EXERCISE PROMPT: All of the data below should be repeated exactly. Pictures should not be included.

Data about app and page elements:
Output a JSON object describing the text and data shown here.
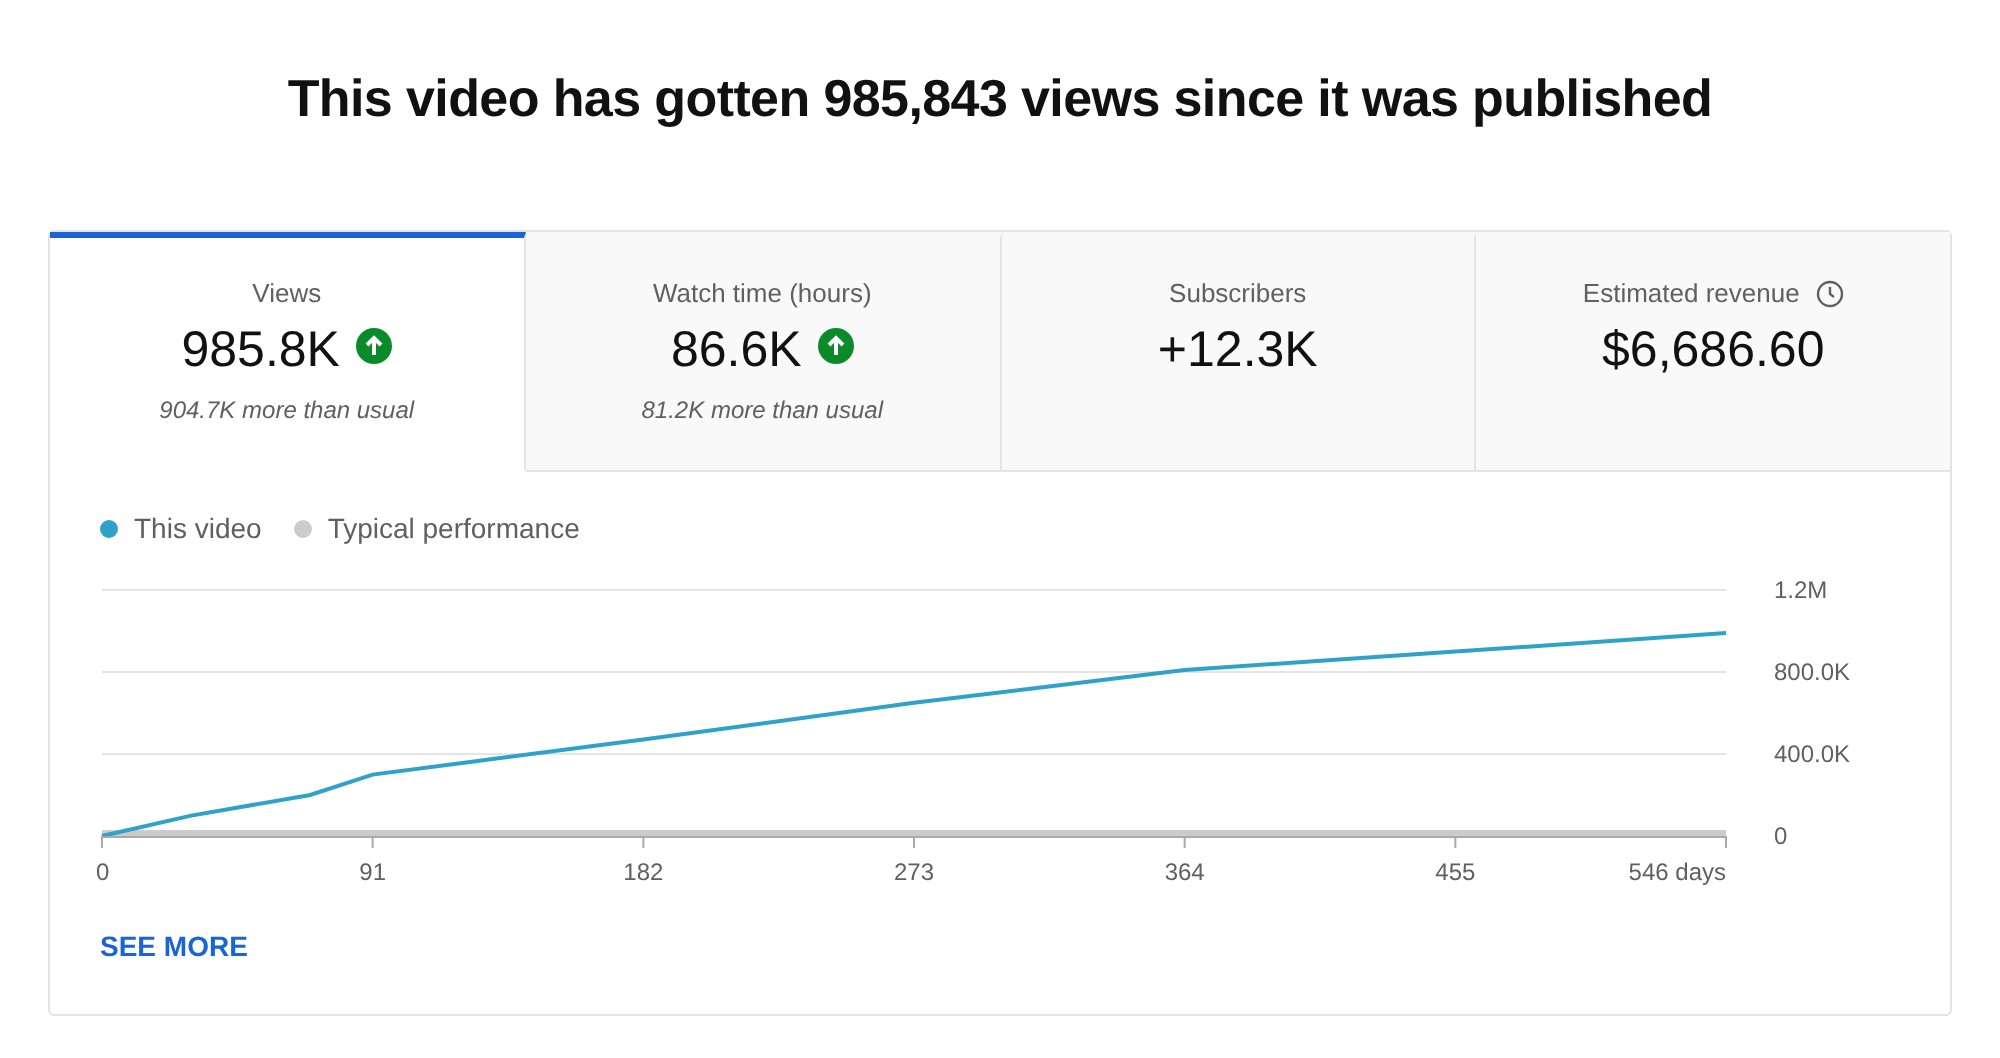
{
  "title": "This video has gotten 985,843 views since it was published",
  "tabs": [
    {
      "kind": "rising",
      "label": "Views",
      "value": "985.8K",
      "note": "904.7K more than usual",
      "selected": true
    },
    {
      "kind": "rising",
      "label": "Watch time (hours)",
      "value": "86.6K",
      "note": "81.2K more than usual",
      "selected": false
    },
    {
      "kind": "plain",
      "label": "Subscribers",
      "value": "+12.3K",
      "selected": false
    },
    {
      "kind": "estimated",
      "label": "Estimated revenue",
      "value": "$6,686.60",
      "selected": false
    }
  ],
  "chart_data": {
    "type": "line",
    "x": [
      0,
      30,
      70,
      91,
      182,
      273,
      364,
      455,
      546
    ],
    "xticks": [
      0,
      91,
      182,
      273,
      364,
      455,
      {
        "value": 546,
        "label": "546 days"
      }
    ],
    "yticks": [
      0,
      {
        "value": 400000,
        "label": "400.0K"
      },
      {
        "value": 800000,
        "label": "800.0K"
      },
      {
        "value": 1200000,
        "label": "1.2M"
      }
    ],
    "xlim": [
      0,
      546
    ],
    "ylim": [
      0,
      1200000
    ],
    "series": [
      {
        "name": "This video",
        "color": "#2ea2c8",
        "values": [
          0,
          100000,
          200000,
          300000,
          470000,
          650000,
          810000,
          900000,
          990000
        ]
      },
      {
        "name": "Typical performance",
        "color": "#cccccc",
        "values": [
          10000,
          10000,
          10000,
          10000,
          10000,
          10000,
          10000,
          10000,
          10000
        ]
      }
    ]
  },
  "see_more": "SEE MORE"
}
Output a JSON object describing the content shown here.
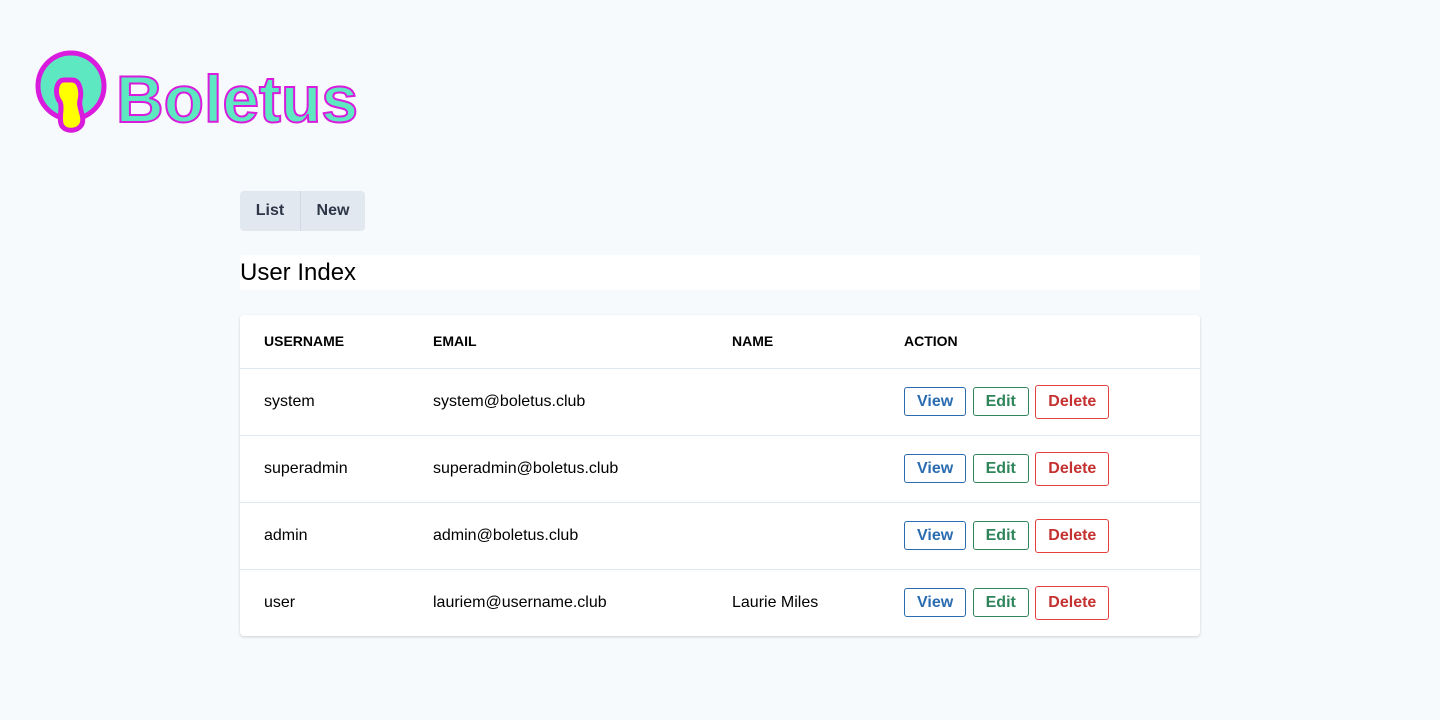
{
  "app": {
    "brand_name": "Boletus",
    "colors": {
      "background": "#f7fafc",
      "logo_fill": "#5ee8c2",
      "logo_stroke": "#d81bdd",
      "logo_yellow": "#ffff00",
      "view": "#2b6cb0",
      "edit": "#2f855a",
      "delete": "#c53030"
    }
  },
  "tabs": [
    {
      "label": "List"
    },
    {
      "label": "New"
    }
  ],
  "page_title": "User Index",
  "table": {
    "headers": {
      "username": "Username",
      "email": "Email",
      "name": "Name",
      "action": "Action"
    },
    "rows": [
      {
        "username": "system",
        "email": "system@boletus.club",
        "name": ""
      },
      {
        "username": "superadmin",
        "email": "superadmin@boletus.club",
        "name": ""
      },
      {
        "username": "admin",
        "email": "admin@boletus.club",
        "name": ""
      },
      {
        "username": "user",
        "email": "lauriem@username.club",
        "name": "Laurie Miles"
      }
    ],
    "actions": {
      "view": "View",
      "edit": "Edit",
      "delete": "Delete"
    }
  }
}
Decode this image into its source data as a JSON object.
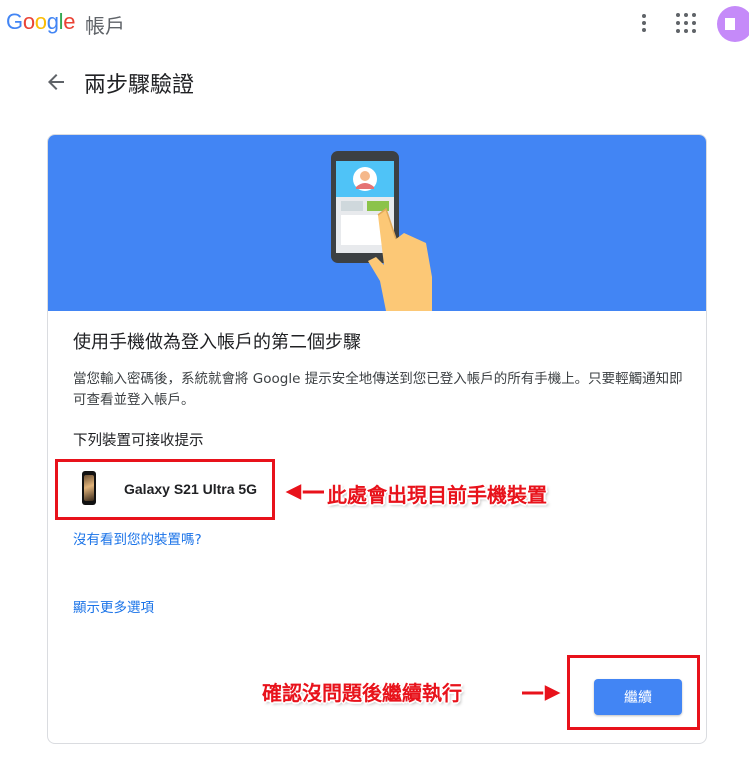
{
  "header": {
    "logo_letters": [
      {
        "ch": "G",
        "color": "#4285F4"
      },
      {
        "ch": "o",
        "color": "#EA4335"
      },
      {
        "ch": "o",
        "color": "#FBBC05"
      },
      {
        "ch": "g",
        "color": "#4285F4"
      },
      {
        "ch": "l",
        "color": "#34A853"
      },
      {
        "ch": "e",
        "color": "#EA4335"
      }
    ],
    "product": "帳戶",
    "icons": [
      "more-vert-icon",
      "apps-grid-icon",
      "avatar"
    ]
  },
  "page": {
    "title": "兩步驟驗證",
    "back_icon": "arrow-left-icon"
  },
  "card": {
    "hero_color": "#4285F4",
    "title": "使用手機做為登入帳戶的第二個步驟",
    "description": "當您輸入密碼後，系統就會將 Google 提示安全地傳送到您已登入帳戶的所有手機上。只要輕觸通知即可查看並登入帳戶。",
    "subhead": "下列裝置可接收提示",
    "device": {
      "icon": "phone-icon",
      "name": "Galaxy S21 Ultra 5G"
    },
    "link_missing_device": "沒有看到您的裝置嗎?",
    "link_more_options": "顯示更多選項",
    "continue_label": "繼續"
  },
  "annotations": {
    "device_note": "此處會出現目前手機裝置",
    "continue_note": "確認沒問題後繼續執行",
    "color": "#E8121B"
  }
}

REPLY TO THE TASK:
Output a JSON object describing the text and data shown here.
{
  "title": "This video has gotten 985,843 views since it was published",
  "tabs": [
    {
      "kind": "rising",
      "label": "Views",
      "value": "985.8K",
      "note": "904.7K more than usual",
      "selected": true
    },
    {
      "kind": "rising",
      "label": "Watch time (hours)",
      "value": "86.6K",
      "note": "81.2K more than usual",
      "selected": false
    },
    {
      "kind": "plain",
      "label": "Subscribers",
      "value": "+12.3K",
      "selected": false
    },
    {
      "kind": "estimated",
      "label": "Estimated revenue",
      "value": "$6,686.60",
      "selected": false
    }
  ],
  "chart_data": {
    "type": "line",
    "x": [
      0,
      30,
      70,
      91,
      182,
      273,
      364,
      455,
      546
    ],
    "xticks": [
      0,
      91,
      182,
      273,
      364,
      455,
      {
        "value": 546,
        "label": "546 days"
      }
    ],
    "yticks": [
      0,
      {
        "value": 400000,
        "label": "400.0K"
      },
      {
        "value": 800000,
        "label": "800.0K"
      },
      {
        "value": 1200000,
        "label": "1.2M"
      }
    ],
    "xlim": [
      0,
      546
    ],
    "ylim": [
      0,
      1200000
    ],
    "series": [
      {
        "name": "This video",
        "color": "#2ea2c8",
        "values": [
          0,
          100000,
          200000,
          300000,
          470000,
          650000,
          810000,
          900000,
          990000
        ]
      },
      {
        "name": "Typical performance",
        "color": "#cccccc",
        "values": [
          10000,
          10000,
          10000,
          10000,
          10000,
          10000,
          10000,
          10000,
          10000
        ]
      }
    ]
  },
  "see_more": "SEE MORE"
}
Output a JSON object describing the content shown here.
{
  "app": {
    "brand_name": "Boletus",
    "colors": {
      "background": "#f7fafc",
      "logo_fill": "#5ee8c2",
      "logo_stroke": "#d81bdd",
      "logo_yellow": "#ffff00",
      "view": "#2b6cb0",
      "edit": "#2f855a",
      "delete": "#c53030"
    }
  },
  "tabs": [
    {
      "label": "List"
    },
    {
      "label": "New"
    }
  ],
  "page_title": "User Index",
  "table": {
    "headers": {
      "username": "Username",
      "email": "Email",
      "name": "Name",
      "action": "Action"
    },
    "rows": [
      {
        "username": "system",
        "email": "system@boletus.club",
        "name": ""
      },
      {
        "username": "superadmin",
        "email": "superadmin@boletus.club",
        "name": ""
      },
      {
        "username": "admin",
        "email": "admin@boletus.club",
        "name": ""
      },
      {
        "username": "user",
        "email": "lauriem@username.club",
        "name": "Laurie Miles"
      }
    ],
    "actions": {
      "view": "View",
      "edit": "Edit",
      "delete": "Delete"
    }
  }
}
Decode this image into its source data as a JSON object.
{
  "header": {
    "logo_letters": [
      {
        "ch": "G",
        "color": "#4285F4"
      },
      {
        "ch": "o",
        "color": "#EA4335"
      },
      {
        "ch": "o",
        "color": "#FBBC05"
      },
      {
        "ch": "g",
        "color": "#4285F4"
      },
      {
        "ch": "l",
        "color": "#34A853"
      },
      {
        "ch": "e",
        "color": "#EA4335"
      }
    ],
    "product": "帳戶",
    "icons": [
      "more-vert-icon",
      "apps-grid-icon",
      "avatar"
    ]
  },
  "page": {
    "title": "兩步驟驗證",
    "back_icon": "arrow-left-icon"
  },
  "card": {
    "hero_color": "#4285F4",
    "title": "使用手機做為登入帳戶的第二個步驟",
    "description": "當您輸入密碼後，系統就會將 Google 提示安全地傳送到您已登入帳戶的所有手機上。只要輕觸通知即可查看並登入帳戶。",
    "subhead": "下列裝置可接收提示",
    "device": {
      "icon": "phone-icon",
      "name": "Galaxy S21 Ultra 5G"
    },
    "link_missing_device": "沒有看到您的裝置嗎?",
    "link_more_options": "顯示更多選項",
    "continue_label": "繼續"
  },
  "annotations": {
    "device_note": "此處會出現目前手機裝置",
    "continue_note": "確認沒問題後繼續執行",
    "color": "#E8121B"
  }
}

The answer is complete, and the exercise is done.